• [YOUR GOAL]: Each record that follows must be given again without alteration.

------------

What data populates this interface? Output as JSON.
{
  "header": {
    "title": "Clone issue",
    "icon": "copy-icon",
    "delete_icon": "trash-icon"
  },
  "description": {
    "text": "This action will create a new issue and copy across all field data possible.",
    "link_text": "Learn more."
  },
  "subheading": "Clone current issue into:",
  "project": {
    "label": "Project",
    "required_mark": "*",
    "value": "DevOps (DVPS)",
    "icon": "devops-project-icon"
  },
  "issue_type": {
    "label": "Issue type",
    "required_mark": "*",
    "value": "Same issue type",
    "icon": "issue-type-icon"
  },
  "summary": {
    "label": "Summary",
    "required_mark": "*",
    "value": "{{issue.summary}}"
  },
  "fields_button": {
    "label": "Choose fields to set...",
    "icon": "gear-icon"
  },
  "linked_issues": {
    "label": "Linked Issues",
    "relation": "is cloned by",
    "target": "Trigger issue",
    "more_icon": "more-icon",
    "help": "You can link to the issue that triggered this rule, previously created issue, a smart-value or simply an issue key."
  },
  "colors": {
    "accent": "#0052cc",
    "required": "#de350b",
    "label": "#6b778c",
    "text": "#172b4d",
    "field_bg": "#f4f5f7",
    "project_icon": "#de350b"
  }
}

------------

• [RESULT]:
What data populates this interface? Output as JSON.
{
  "header": {
    "title": "Clone issue",
    "icon": "copy-icon",
    "delete_icon": "trash-icon"
  },
  "description": {
    "text": "This action will create a new issue and copy across all field data possible.",
    "link_text": "Learn more."
  },
  "subheading": "Clone current issue into:",
  "project": {
    "label": "Project",
    "required_mark": "*",
    "value": "DevOps (DVPS)",
    "icon": "devops-project-icon"
  },
  "issue_type": {
    "label": "Issue type",
    "required_mark": "*",
    "value": "Same issue type",
    "icon": "issue-type-icon"
  },
  "summary": {
    "label": "Summary",
    "required_mark": "*",
    "value": "{{issue.summary}}"
  },
  "fields_button": {
    "label": "Choose fields to set...",
    "icon": "gear-icon"
  },
  "linked_issues": {
    "label": "Linked Issues",
    "relation": "is cloned by",
    "target": "Trigger issue",
    "more_icon": "more-icon",
    "help": "You can link to the issue that triggered this rule, previously created issue, a smart-value or simply an issue key."
  },
  "colors": {
    "accent": "#0052cc",
    "required": "#de350b",
    "label": "#6b778c",
    "text": "#172b4d",
    "field_bg": "#f4f5f7",
    "project_icon": "#de350b"
  }
}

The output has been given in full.